### SOURCE MATERIAL
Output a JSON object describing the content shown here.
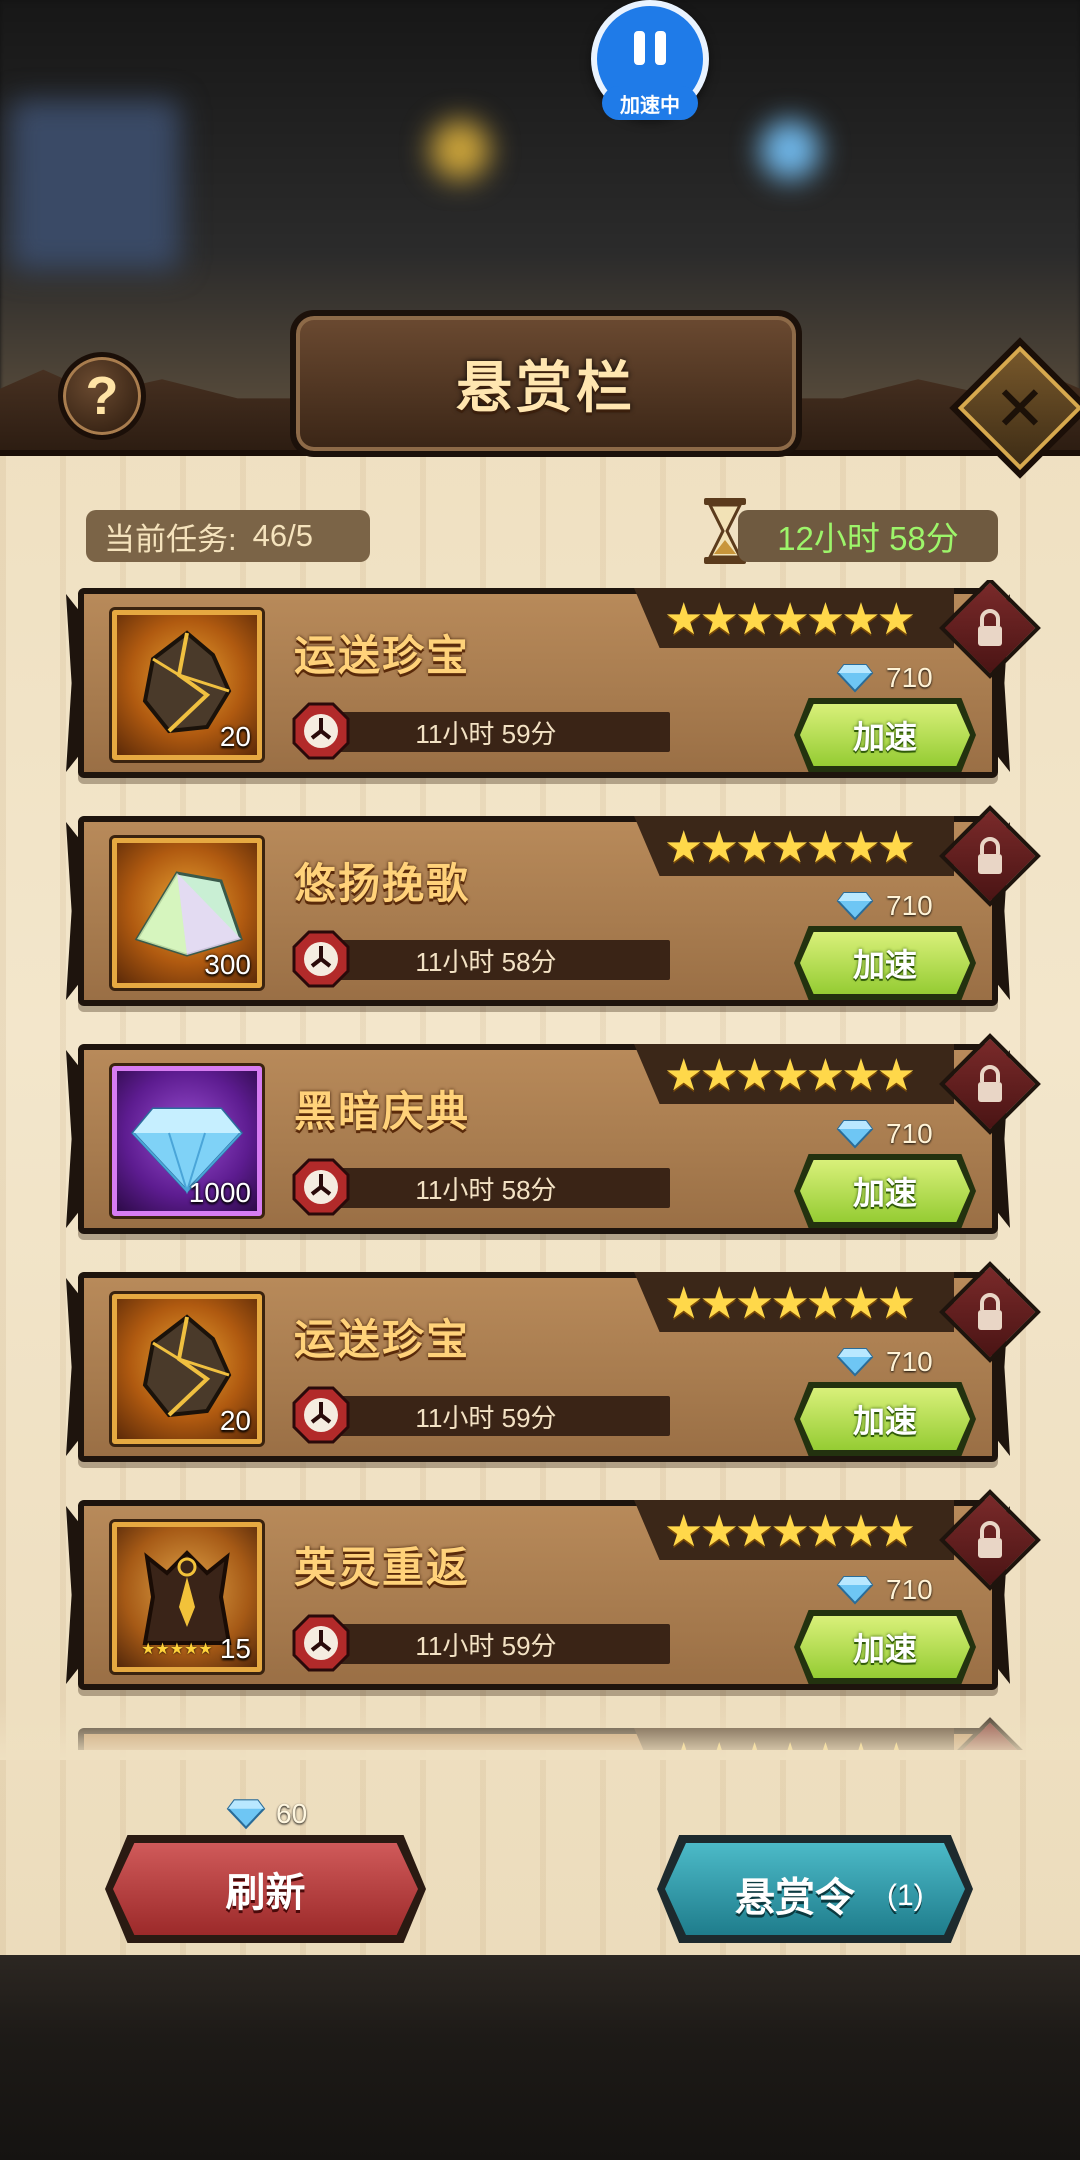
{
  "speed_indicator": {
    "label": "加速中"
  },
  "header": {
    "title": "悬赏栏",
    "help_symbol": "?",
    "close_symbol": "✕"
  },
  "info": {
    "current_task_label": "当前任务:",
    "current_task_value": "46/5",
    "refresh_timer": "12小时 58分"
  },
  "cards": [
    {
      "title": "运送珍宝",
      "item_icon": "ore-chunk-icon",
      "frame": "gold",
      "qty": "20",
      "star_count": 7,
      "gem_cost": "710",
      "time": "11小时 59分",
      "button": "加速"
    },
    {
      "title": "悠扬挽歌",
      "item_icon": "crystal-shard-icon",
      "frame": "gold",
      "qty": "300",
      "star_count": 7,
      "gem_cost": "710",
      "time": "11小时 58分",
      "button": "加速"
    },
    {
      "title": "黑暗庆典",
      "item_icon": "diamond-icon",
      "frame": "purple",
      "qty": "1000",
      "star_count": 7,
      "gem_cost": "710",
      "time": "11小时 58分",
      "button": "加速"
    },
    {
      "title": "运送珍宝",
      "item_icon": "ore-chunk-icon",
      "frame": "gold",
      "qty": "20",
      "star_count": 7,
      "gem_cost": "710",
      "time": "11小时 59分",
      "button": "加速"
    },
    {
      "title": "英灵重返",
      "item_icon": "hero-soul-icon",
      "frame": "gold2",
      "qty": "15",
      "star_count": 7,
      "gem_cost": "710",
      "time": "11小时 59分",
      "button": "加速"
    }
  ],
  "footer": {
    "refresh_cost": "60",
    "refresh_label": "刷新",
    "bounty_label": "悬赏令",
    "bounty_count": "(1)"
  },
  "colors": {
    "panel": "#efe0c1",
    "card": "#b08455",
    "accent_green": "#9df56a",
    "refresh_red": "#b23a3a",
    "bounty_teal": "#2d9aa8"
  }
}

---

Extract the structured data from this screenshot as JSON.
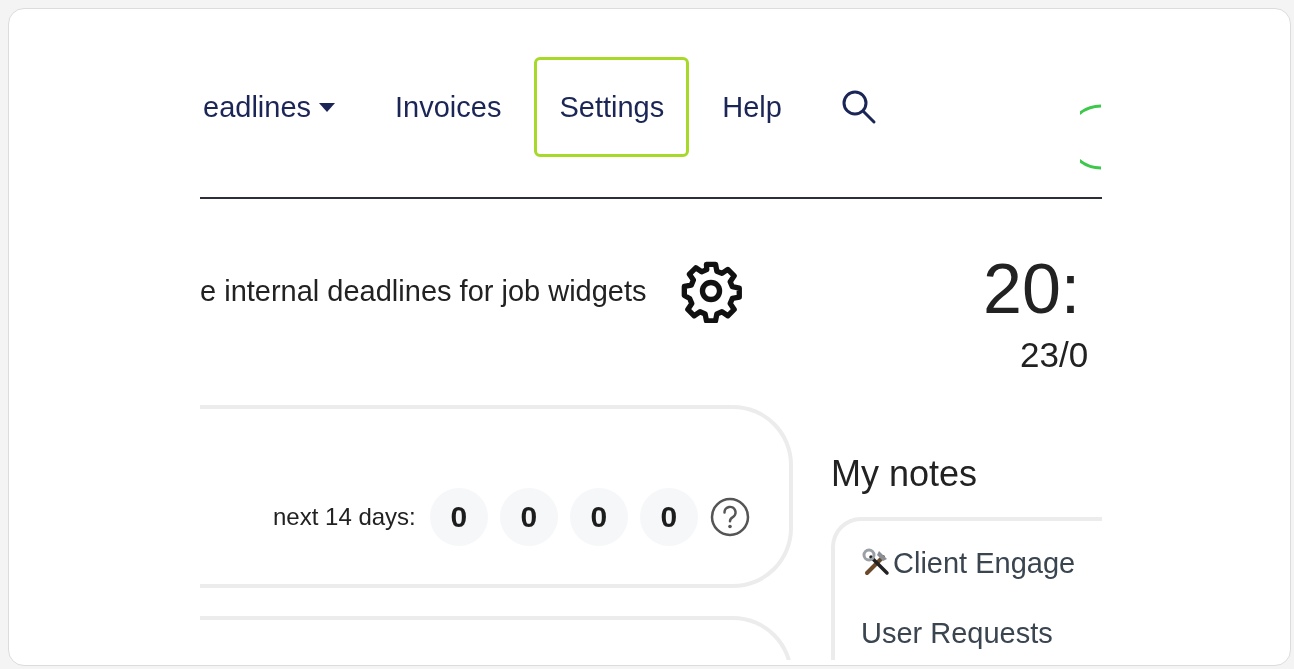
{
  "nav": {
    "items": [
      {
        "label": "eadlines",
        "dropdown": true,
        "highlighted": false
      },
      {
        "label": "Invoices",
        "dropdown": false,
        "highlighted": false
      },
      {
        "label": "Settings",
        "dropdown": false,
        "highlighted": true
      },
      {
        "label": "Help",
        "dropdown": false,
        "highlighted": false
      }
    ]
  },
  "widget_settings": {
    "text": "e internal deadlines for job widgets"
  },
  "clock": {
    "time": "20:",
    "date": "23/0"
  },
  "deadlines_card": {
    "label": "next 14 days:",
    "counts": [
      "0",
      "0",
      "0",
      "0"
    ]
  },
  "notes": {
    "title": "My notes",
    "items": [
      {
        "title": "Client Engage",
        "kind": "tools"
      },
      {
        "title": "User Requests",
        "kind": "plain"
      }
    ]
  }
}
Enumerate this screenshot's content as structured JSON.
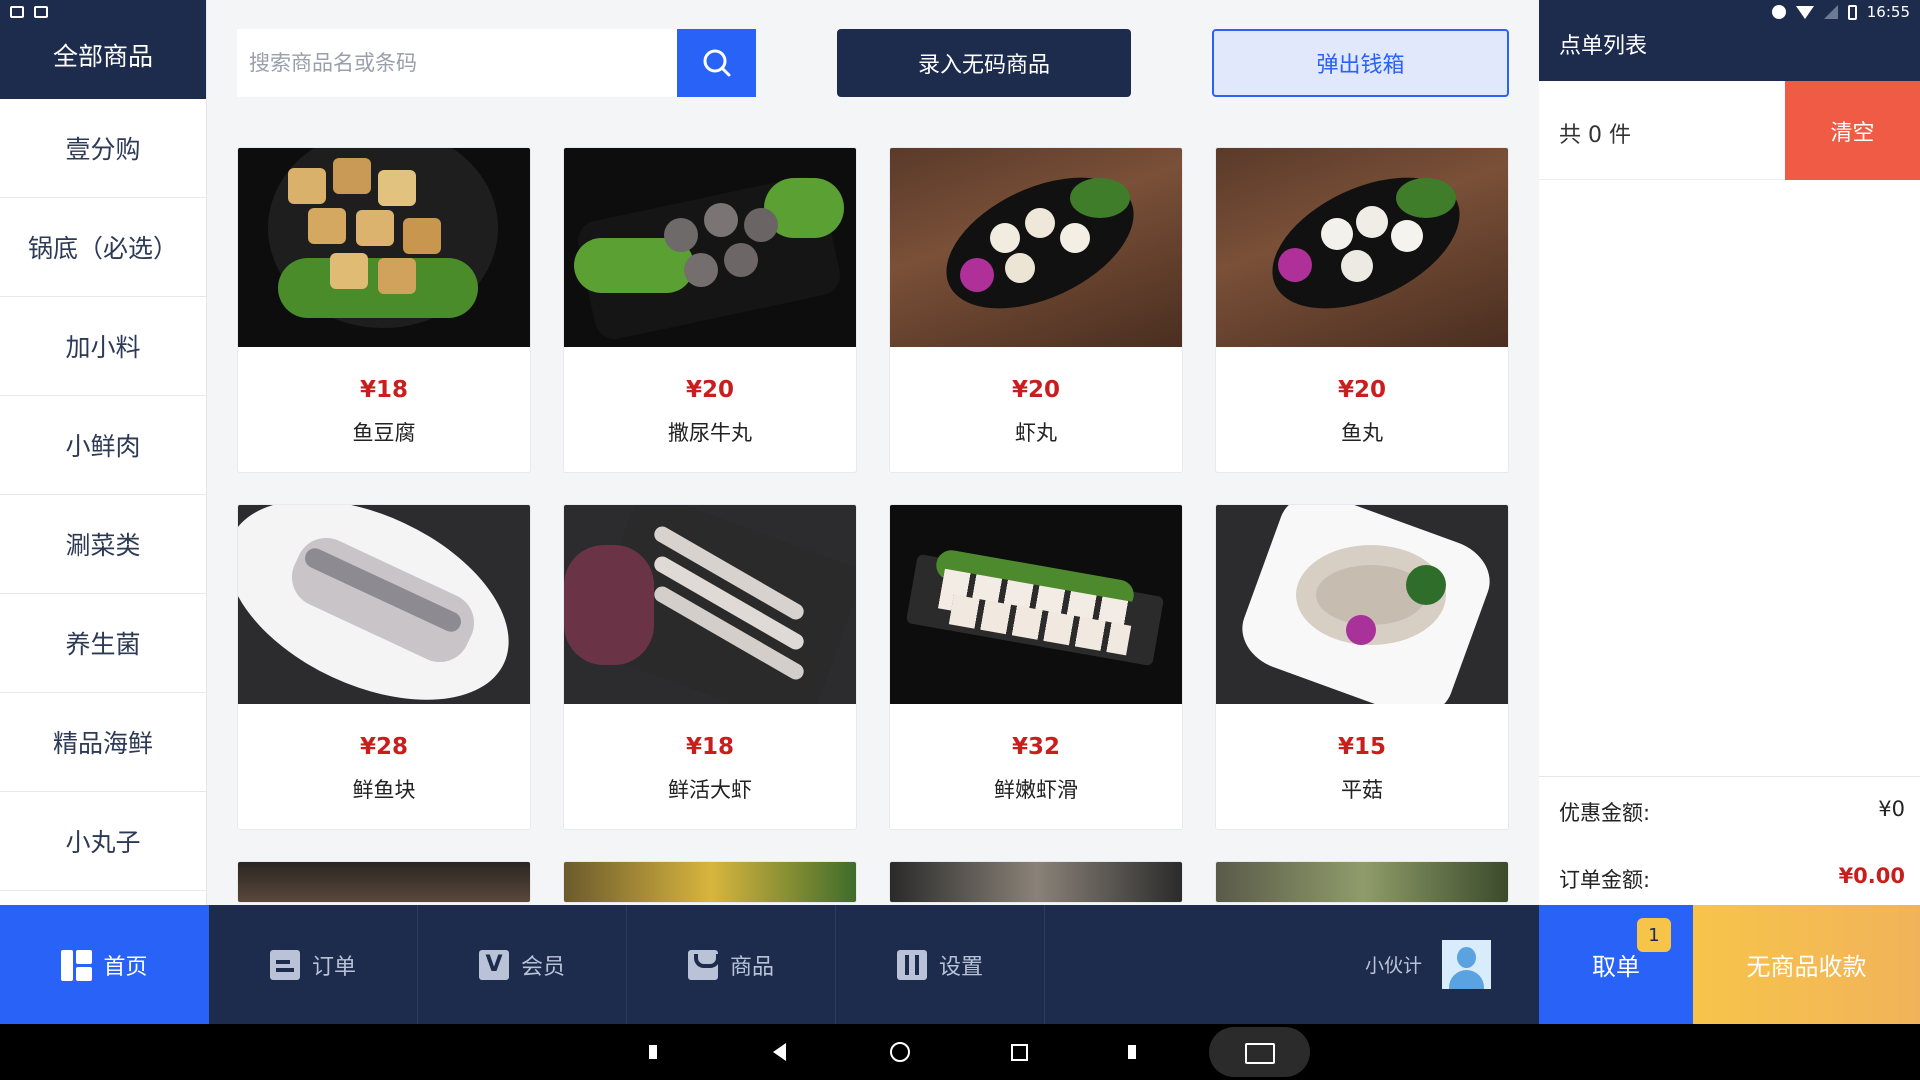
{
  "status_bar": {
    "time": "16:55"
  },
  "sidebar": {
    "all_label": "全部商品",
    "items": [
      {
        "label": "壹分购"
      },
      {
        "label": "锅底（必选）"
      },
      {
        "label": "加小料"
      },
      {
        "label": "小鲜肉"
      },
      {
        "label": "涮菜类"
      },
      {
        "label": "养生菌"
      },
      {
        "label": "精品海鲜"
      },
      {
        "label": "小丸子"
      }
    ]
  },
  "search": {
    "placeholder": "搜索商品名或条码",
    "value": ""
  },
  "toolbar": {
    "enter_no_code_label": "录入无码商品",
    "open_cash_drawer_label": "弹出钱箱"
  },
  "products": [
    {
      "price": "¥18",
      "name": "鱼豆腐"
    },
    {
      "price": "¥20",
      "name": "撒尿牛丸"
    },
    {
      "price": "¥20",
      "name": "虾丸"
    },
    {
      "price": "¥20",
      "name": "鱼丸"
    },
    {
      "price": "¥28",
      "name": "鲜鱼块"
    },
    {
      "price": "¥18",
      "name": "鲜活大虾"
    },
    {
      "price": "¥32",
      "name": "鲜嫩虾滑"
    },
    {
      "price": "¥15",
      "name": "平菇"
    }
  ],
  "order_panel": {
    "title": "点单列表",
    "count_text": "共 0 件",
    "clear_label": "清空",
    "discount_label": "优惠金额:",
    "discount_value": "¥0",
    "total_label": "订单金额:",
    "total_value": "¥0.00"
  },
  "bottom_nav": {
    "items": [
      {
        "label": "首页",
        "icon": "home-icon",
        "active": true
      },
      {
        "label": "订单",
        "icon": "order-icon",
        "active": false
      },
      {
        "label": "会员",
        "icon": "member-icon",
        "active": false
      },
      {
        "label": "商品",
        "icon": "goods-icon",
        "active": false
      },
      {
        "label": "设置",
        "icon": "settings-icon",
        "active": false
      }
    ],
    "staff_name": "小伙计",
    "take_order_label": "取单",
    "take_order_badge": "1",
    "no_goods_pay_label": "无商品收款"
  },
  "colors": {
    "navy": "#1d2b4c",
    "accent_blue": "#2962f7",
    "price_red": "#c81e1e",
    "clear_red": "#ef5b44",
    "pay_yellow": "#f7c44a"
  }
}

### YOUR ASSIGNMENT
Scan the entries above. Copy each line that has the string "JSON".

### FINISHED EXERCISE
Output a JSON object describing the content shown here.
Extract the structured data from this screenshot as JSON.
Enumerate this screenshot's content as structured JSON.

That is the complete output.